Sickness and vomiting
Sickness and vomiting self-help tips
Alongside taking anti-sickness drugs, there are things you can do yourself to lessen the effects of sickness and vomiting.
It’s important to take the medication your healthcare team recommends, as this can help to prevent sickness and vomiting. Some people find the following self-help tips can also make a difference.
Eating and drinking
If strong smells make you feel sick, try avoiding hot food. Many people find it smells stronger than food that’s cold or room temperature.
- Try to avoid cooking when you’re feeling sick.
- Cook and freeze meals in advance or ask someone else to cook.
- Avoid fried, spicy and very sweet foods. Plain, bland foods may be easier to eat.
- Prepare small meals and eat little and often.
- Chew your food well and sip drinks slowly.
- Avoid drinking a lot before you eat.
- Try to make sure you drink enough fluids. If you don’t feel like drinking, you might find it easier to suck on ice cubes.
- Some people find peppermint tea, peppermints, ginger beer or ginger biscuits helpful.
If you’re worried you’re not eating or drinking enough, speak to your healthcare team who will be able to help. They may offer you high-calorie drinks to make sure your body gets what it needs. Or they may refer you to a dietitian.
Complementary therapies are treatments that are used alongside standard medical treatments – not instead of them. Although the evidence is limited, some people find that complementary therapies (such as acupuncture, wearing an acupressure bracelet, meditation and relaxation techniques) help relieve their symptoms and improve their wellbeing.
Always talk to your healthcare team before you try complementary therapies to check that they’re safe for you.
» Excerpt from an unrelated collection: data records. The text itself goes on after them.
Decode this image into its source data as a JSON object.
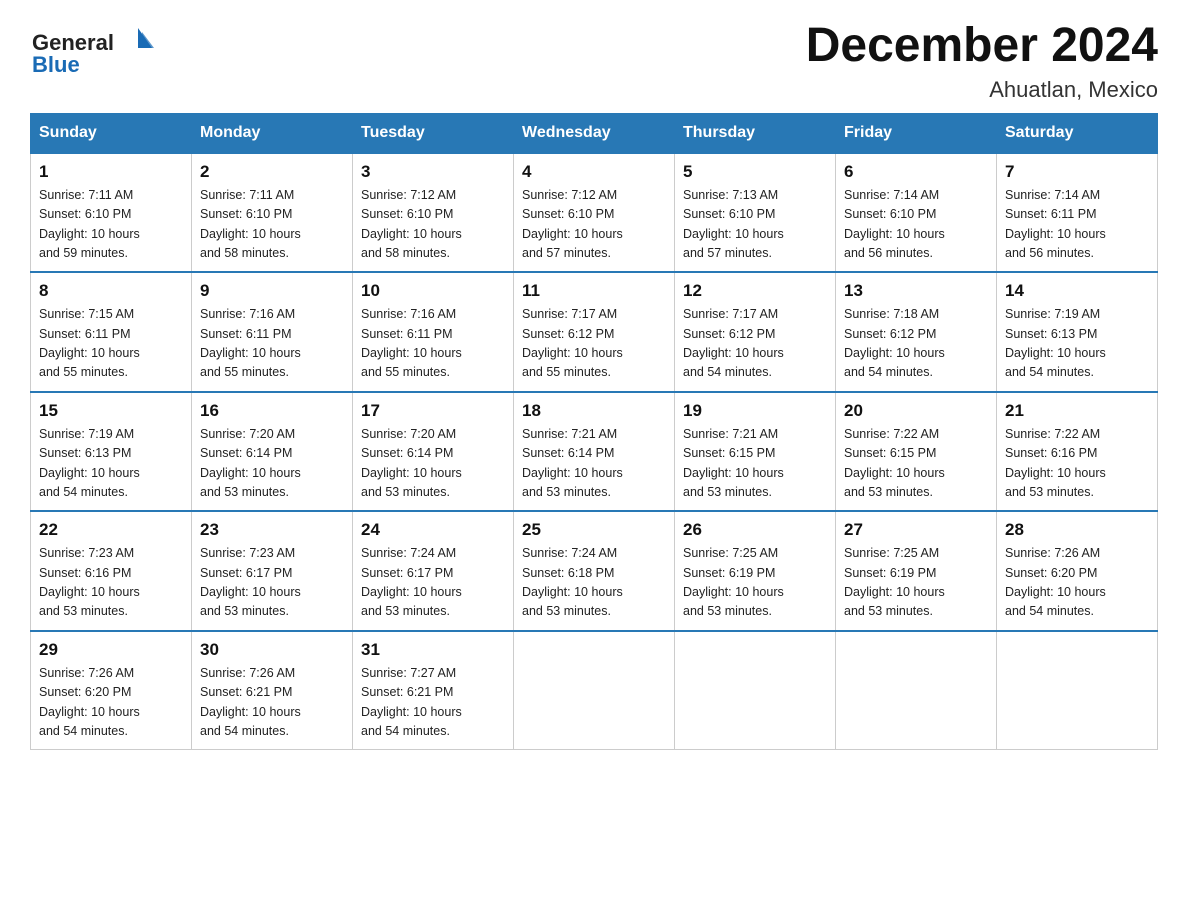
{
  "header": {
    "title": "December 2024",
    "location": "Ahuatlan, Mexico",
    "logo_general": "General",
    "logo_blue": "Blue"
  },
  "calendar": {
    "days_of_week": [
      "Sunday",
      "Monday",
      "Tuesday",
      "Wednesday",
      "Thursday",
      "Friday",
      "Saturday"
    ],
    "weeks": [
      [
        {
          "day": "1",
          "sunrise": "7:11 AM",
          "sunset": "6:10 PM",
          "daylight": "10 hours and 59 minutes."
        },
        {
          "day": "2",
          "sunrise": "7:11 AM",
          "sunset": "6:10 PM",
          "daylight": "10 hours and 58 minutes."
        },
        {
          "day": "3",
          "sunrise": "7:12 AM",
          "sunset": "6:10 PM",
          "daylight": "10 hours and 58 minutes."
        },
        {
          "day": "4",
          "sunrise": "7:12 AM",
          "sunset": "6:10 PM",
          "daylight": "10 hours and 57 minutes."
        },
        {
          "day": "5",
          "sunrise": "7:13 AM",
          "sunset": "6:10 PM",
          "daylight": "10 hours and 57 minutes."
        },
        {
          "day": "6",
          "sunrise": "7:14 AM",
          "sunset": "6:10 PM",
          "daylight": "10 hours and 56 minutes."
        },
        {
          "day": "7",
          "sunrise": "7:14 AM",
          "sunset": "6:11 PM",
          "daylight": "10 hours and 56 minutes."
        }
      ],
      [
        {
          "day": "8",
          "sunrise": "7:15 AM",
          "sunset": "6:11 PM",
          "daylight": "10 hours and 55 minutes."
        },
        {
          "day": "9",
          "sunrise": "7:16 AM",
          "sunset": "6:11 PM",
          "daylight": "10 hours and 55 minutes."
        },
        {
          "day": "10",
          "sunrise": "7:16 AM",
          "sunset": "6:11 PM",
          "daylight": "10 hours and 55 minutes."
        },
        {
          "day": "11",
          "sunrise": "7:17 AM",
          "sunset": "6:12 PM",
          "daylight": "10 hours and 55 minutes."
        },
        {
          "day": "12",
          "sunrise": "7:17 AM",
          "sunset": "6:12 PM",
          "daylight": "10 hours and 54 minutes."
        },
        {
          "day": "13",
          "sunrise": "7:18 AM",
          "sunset": "6:12 PM",
          "daylight": "10 hours and 54 minutes."
        },
        {
          "day": "14",
          "sunrise": "7:19 AM",
          "sunset": "6:13 PM",
          "daylight": "10 hours and 54 minutes."
        }
      ],
      [
        {
          "day": "15",
          "sunrise": "7:19 AM",
          "sunset": "6:13 PM",
          "daylight": "10 hours and 54 minutes."
        },
        {
          "day": "16",
          "sunrise": "7:20 AM",
          "sunset": "6:14 PM",
          "daylight": "10 hours and 53 minutes."
        },
        {
          "day": "17",
          "sunrise": "7:20 AM",
          "sunset": "6:14 PM",
          "daylight": "10 hours and 53 minutes."
        },
        {
          "day": "18",
          "sunrise": "7:21 AM",
          "sunset": "6:14 PM",
          "daylight": "10 hours and 53 minutes."
        },
        {
          "day": "19",
          "sunrise": "7:21 AM",
          "sunset": "6:15 PM",
          "daylight": "10 hours and 53 minutes."
        },
        {
          "day": "20",
          "sunrise": "7:22 AM",
          "sunset": "6:15 PM",
          "daylight": "10 hours and 53 minutes."
        },
        {
          "day": "21",
          "sunrise": "7:22 AM",
          "sunset": "6:16 PM",
          "daylight": "10 hours and 53 minutes."
        }
      ],
      [
        {
          "day": "22",
          "sunrise": "7:23 AM",
          "sunset": "6:16 PM",
          "daylight": "10 hours and 53 minutes."
        },
        {
          "day": "23",
          "sunrise": "7:23 AM",
          "sunset": "6:17 PM",
          "daylight": "10 hours and 53 minutes."
        },
        {
          "day": "24",
          "sunrise": "7:24 AM",
          "sunset": "6:17 PM",
          "daylight": "10 hours and 53 minutes."
        },
        {
          "day": "25",
          "sunrise": "7:24 AM",
          "sunset": "6:18 PM",
          "daylight": "10 hours and 53 minutes."
        },
        {
          "day": "26",
          "sunrise": "7:25 AM",
          "sunset": "6:19 PM",
          "daylight": "10 hours and 53 minutes."
        },
        {
          "day": "27",
          "sunrise": "7:25 AM",
          "sunset": "6:19 PM",
          "daylight": "10 hours and 53 minutes."
        },
        {
          "day": "28",
          "sunrise": "7:26 AM",
          "sunset": "6:20 PM",
          "daylight": "10 hours and 54 minutes."
        }
      ],
      [
        {
          "day": "29",
          "sunrise": "7:26 AM",
          "sunset": "6:20 PM",
          "daylight": "10 hours and 54 minutes."
        },
        {
          "day": "30",
          "sunrise": "7:26 AM",
          "sunset": "6:21 PM",
          "daylight": "10 hours and 54 minutes."
        },
        {
          "day": "31",
          "sunrise": "7:27 AM",
          "sunset": "6:21 PM",
          "daylight": "10 hours and 54 minutes."
        },
        null,
        null,
        null,
        null
      ]
    ],
    "labels": {
      "sunrise": "Sunrise:",
      "sunset": "Sunset:",
      "daylight": "Daylight:"
    }
  }
}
They know you and your individual situation.
Other tips to try
- Wear loose-fitting clothing.
- Avoid nasty smells as much as possible.
- Open a window or go outside to get fresh air.
- Distract yourself with activities such as reading a magazine or watching a film.
Getting help if you're feeling low
If sickness is making you feel very low, ask your clinical nurse specialist (CNS) about getting emotional support, or contact our free, confidential Support Service.